first_imgAddThis Sharing ButtonsShare to FacebookFacebookFacebookShare to TwitterTwitterTwitterShare to LinkedInLinkedInLinkedInPolice Scotland is warning the public to be on the alert for a potential bogus workman who called at a house in Langholm on Monday 11 July 2016.  At around 1600 hours the following described man called at the home of a lady in the High Street in the town asking to get entry in order to check both her gas and electricity meters.  The lady allowed entry to the man although was suspicious as her meters had only recently been checked.  The lady accompanied the man throughout his visit, and he noted numbers from the meters on a clipboard.  Further checks with the utility companies revealed that they had no-one in the area checking meters.The suspect is described as being male, white, about 5’6″ tall, in his early 50s, slim build, thinning mousey brown hair, weathered face and was wearing dark trousers and a blue polo shirt with a high visibility vest.  The man had some kind of lanyard around his neck.Constable Emma-Jayne Neylon at Langholm said “it always pays to check the identity of anyone who wants access to you home.  Genuine callers never get offended when asked for identification.  On this occasion it seems that this man was never left alone while in the house and perhaps his intentions were foiled.  We urge all householders to be extra careful in whom they allow access to.  Anyone who can help identify this man, or who may have had a similar experience should call us on 101.last_img read more

Niger seeks €1 bn from EU to fight illegal migration

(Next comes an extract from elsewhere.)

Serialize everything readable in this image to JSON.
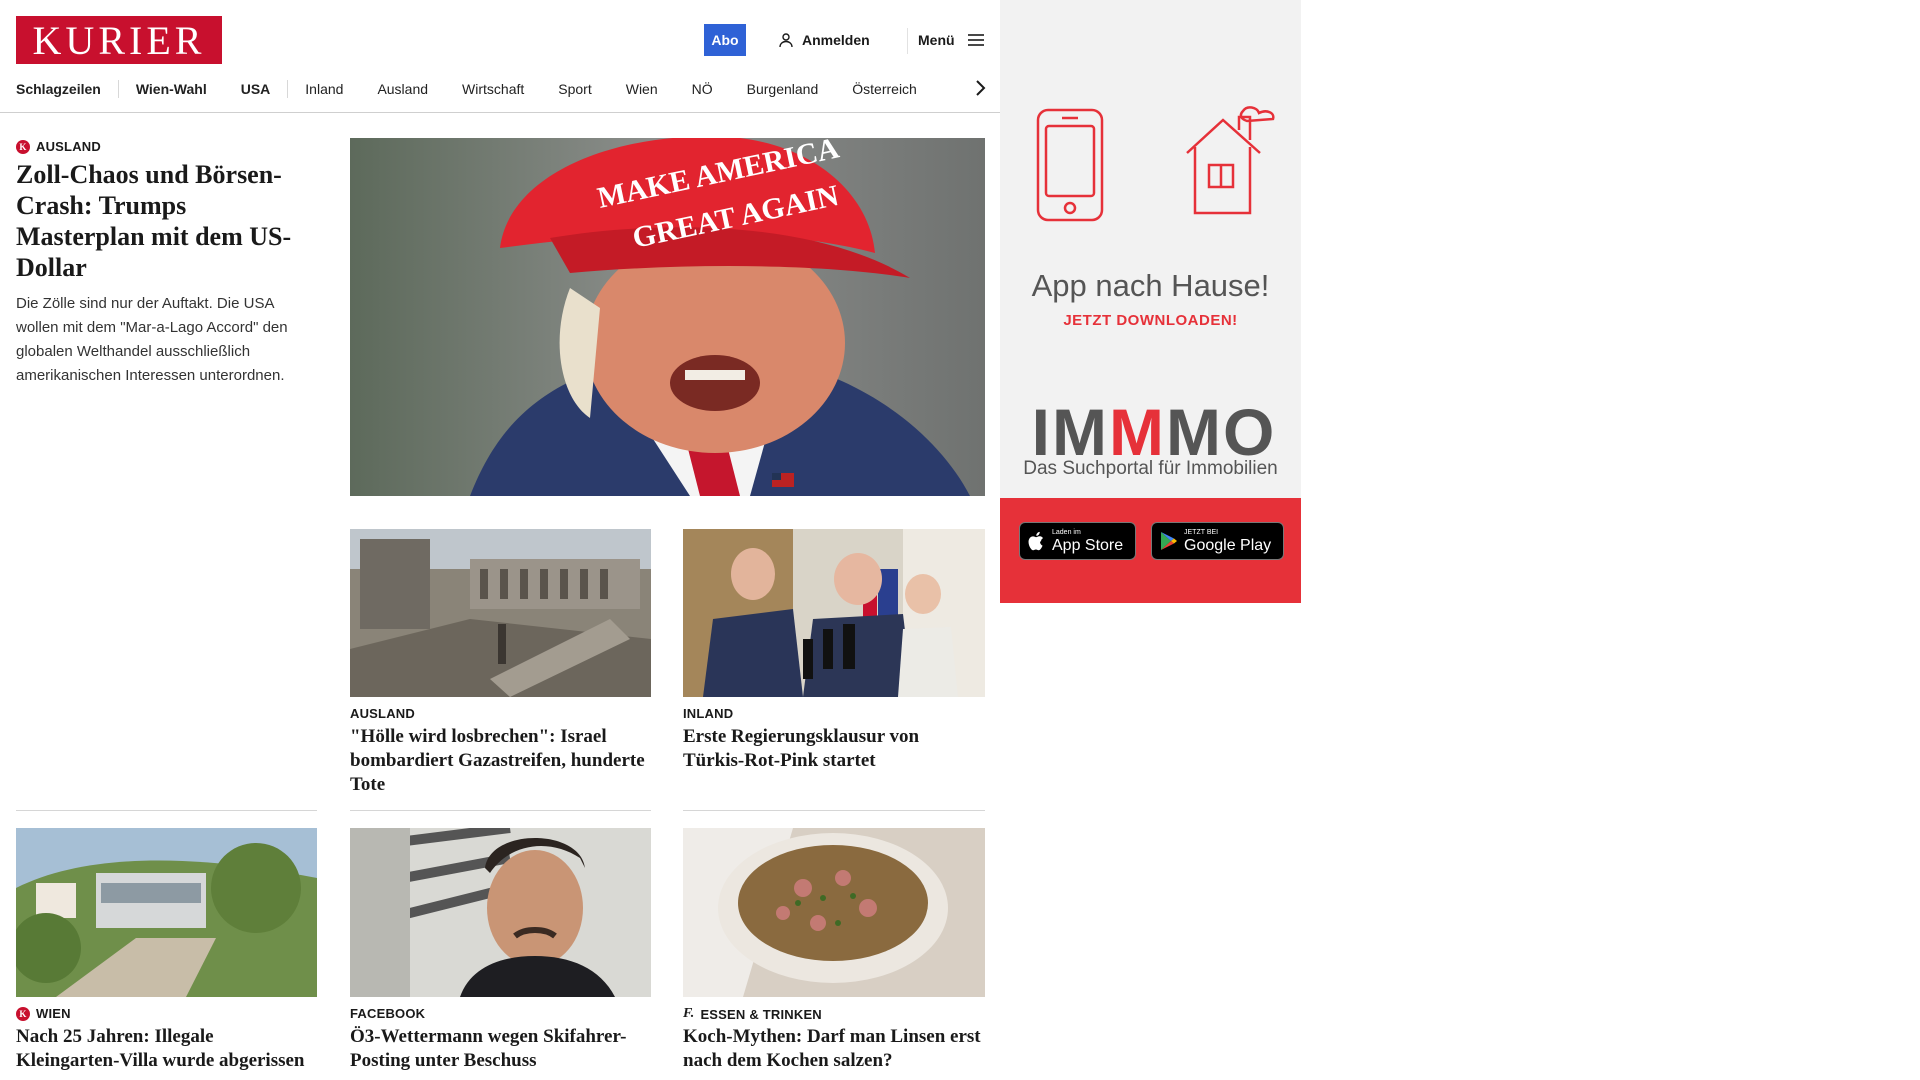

first_imgNiger, a major transit country for Africans seeking to reach Europe, has told foreign ministers visiting from Europe that it needs € 1 billion to combat illegal migration.The International Organization for Migration projects that around 150,000 migrants, mostly coming from other West African countries, are expected to pass through Niger this year, crossing the Sahara Desert on their way to the Mediterranean coast.Niger borders Nigeria to the south and Libya to the North, two countries from which many migrants set off on the perilous journey to the European Union (EU) members Italy or Malta.“Niger needs a billion euros to fight against clandestine migration,” Foreign Minister Ibrahim Yacoubou told a news conference in Niger’s capital, flanked by his French and German counterparts Jean-Marc Ayrault and Frank-Walter Steinmeier.“We’ve solicited the help of the European Union, France and Germany. We want to protect legal migration against clandestine migration,” Yacoubou said.The EU faces its worst migration crisis since World War II, with huge numbers of refugees fleeing war in Syria, Iraq and Afghanistan, and no let-up in arrivals from Africa.last_img read more